As most everyone knows now, an ugly incident took place in a Starbucks in Philadelphia.
A Starbucks employee called 911 to complain that two men were in the store refusing to make a purchase. Police were dispatched, arrested the men, and took them to the police station.
The men were black, and some immediately called the arrest a racist act, but things seem to be more complicated than that.
Starbucks is a private business, and at least some stores have a policy that you can’t use the bathroom unless you buy something. The two men arrested claimed they were waiting on a friend. The store employee felt that the men were loitering. The Starbucks in the 1800 block of Spruce is in a fairly gentrified area of Philadelphia, according to reports, and some have ventured that the act may have been engendered by perceived wealth disparity with neighborhood residents. Not every black person thinks that this was a case of racism.
Since the incident the CEO of Starbucks has apologized. The employee is no longer working at the store, but we don’t know whether that employee was fired or simply transferred.
My experience with Starbucks began in the early 1990s in Seattle.
Looking more mainstream than most of the Ave. residents in the early 1990s.
Curt Cobain had just died, and The Last Exit on Brooklyn (a ‘60s coffee house seminal in starting the coffee culture in Seattle) had closed. The “Ave” in the University of Washington District was a hangout for every sort of “alternative” person imaginable. There were tattoos, piercings, hair dyed Manic Panic colors, and there was a coffee stand on almost every corner with a barista making coffee for the rain-soaked and chilled residents of the city.
Residents of the Ave slept on the street in some cases and used the coffee shop restrooms. I can understand how Starbucks’ policy of requesting a purchase before use of the facilities may have started.
I remember meeting a couple on the street near the University of Washington campus whose faces I can still see vividly. He had a homemade tattoo of a spider on the end of his nose with a spider web covering his face. He looked angry, was older than she, and his spider looked like a prison tattoo.
The girl, by contrast, was young, had piercings, one half of her head was shaved with a multicolor tattoo all within her hairline, and on the other side of her head her hair was spiked and dyed green.
He glared at me as they walked by. She was staring at the ground.
While they were extreme, it was not by much. Starbucks was already rising to the level of being successful enough to go public. The company had a ready supply of “hippie kids” there and as Starbucks spread the stores seemed to prefer to hire alternative kids. Because there were very few minority residents in Seattle then, those alternative kids were white.
In recent years, though, things have changed. We have a Starbucks here, but it is in an Engle’s grocery, and the employees that make your coffee concoction look just like everyone else in this area, white and working class, and that’s what I’ve noticed around the South. Unless the Starbucks is in a college town there are no hippie kids behind the counter. In areas where there are significant numbers of black or Hispanic residents that is reflected in the employee mix.

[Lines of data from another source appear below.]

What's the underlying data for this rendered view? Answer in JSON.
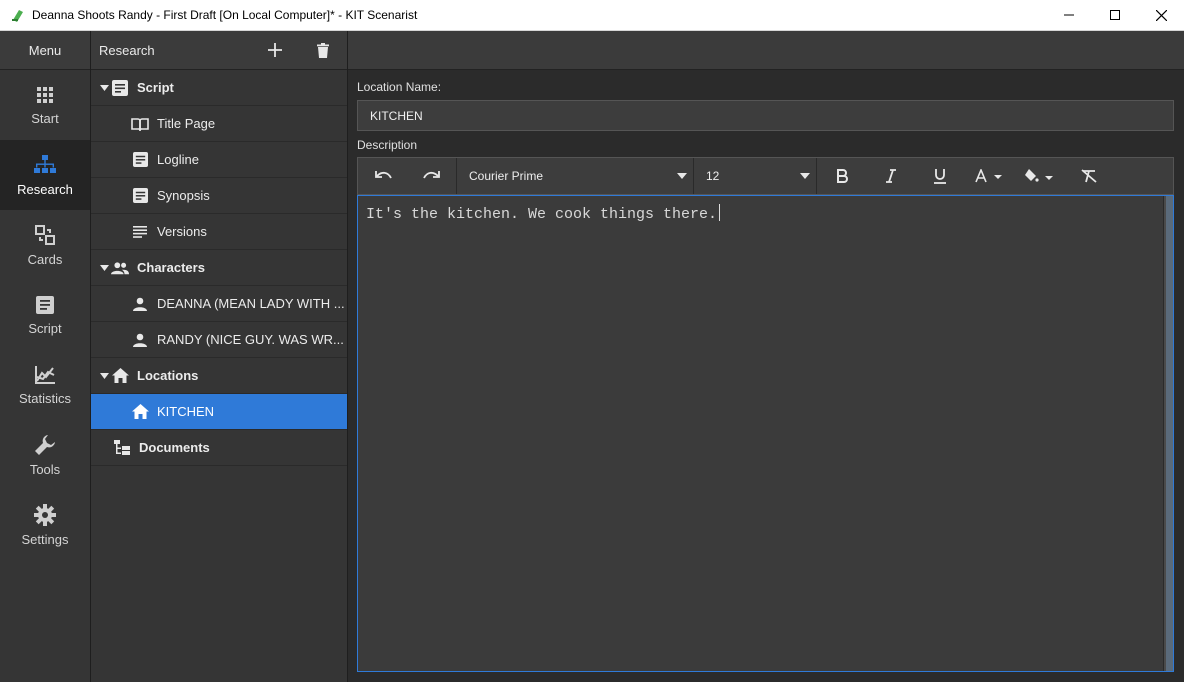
{
  "window": {
    "title": "Deanna Shoots Randy - First Draft [On Local Computer]* - KIT Scenarist"
  },
  "nav": {
    "menu_label": "Menu",
    "items": [
      {
        "label": "Start",
        "icon": "grid-icon"
      },
      {
        "label": "Research",
        "icon": "hierarchy-icon",
        "active": true
      },
      {
        "label": "Cards",
        "icon": "cards-icon"
      },
      {
        "label": "Script",
        "icon": "document-icon"
      },
      {
        "label": "Statistics",
        "icon": "chart-icon"
      },
      {
        "label": "Tools",
        "icon": "wrench-icon"
      },
      {
        "label": "Settings",
        "icon": "gear-icon"
      }
    ]
  },
  "tree": {
    "header": "Research",
    "items": [
      {
        "label": "Script"
      },
      {
        "label": "Title Page"
      },
      {
        "label": "Logline"
      },
      {
        "label": "Synopsis"
      },
      {
        "label": "Versions"
      },
      {
        "label": "Characters"
      },
      {
        "label": "DEANNA (MEAN LADY WITH ..."
      },
      {
        "label": "RANDY (NICE GUY. WAS WR..."
      },
      {
        "label": "Locations"
      },
      {
        "label": "KITCHEN",
        "selected": true
      },
      {
        "label": "Documents"
      }
    ]
  },
  "editor": {
    "location_name_label": "Location Name:",
    "location_name_value": "KITCHEN",
    "description_label": "Description",
    "font_family": "Courier Prime",
    "font_size": "12",
    "text": "It's the kitchen. We cook things there."
  },
  "colors": {
    "accent": "#2f7ad8",
    "panel": "#353535",
    "background": "#2b2b2b"
  }
}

What bothers me most about this incident, I think, is that the confrontation at the Starbucks escalated to the point that the police were called and the two men were arrested. Things have changed so much in America.
When I was a college student hitchhiking around the Northwest I got stuck in Pocatello, Idaho. I spent the day moving through town with my thumb out and finally around dusk I went into a 24 hour diner, threw my duffel bag on the seat and ordered a cup of coffee and nothing to eat because I had no money. A middle aged woman brought me a cup of coffee and every hour or so asked if I needed a refill.
I spent the whole night in the diner and was never bothered by anyone. I looked scruffy. I had been working and living in the same clothes all summer, and had a beard. The next morning I got back out on the road, and eventually got a ride all the way to the western part of Nebraska.
I wasn’t hassled, much less arrested, for loitering, but I don’t know how I would have been treated had I been black, Hispanic or Indian, and that is the innocence that has been referred to as White Privilege.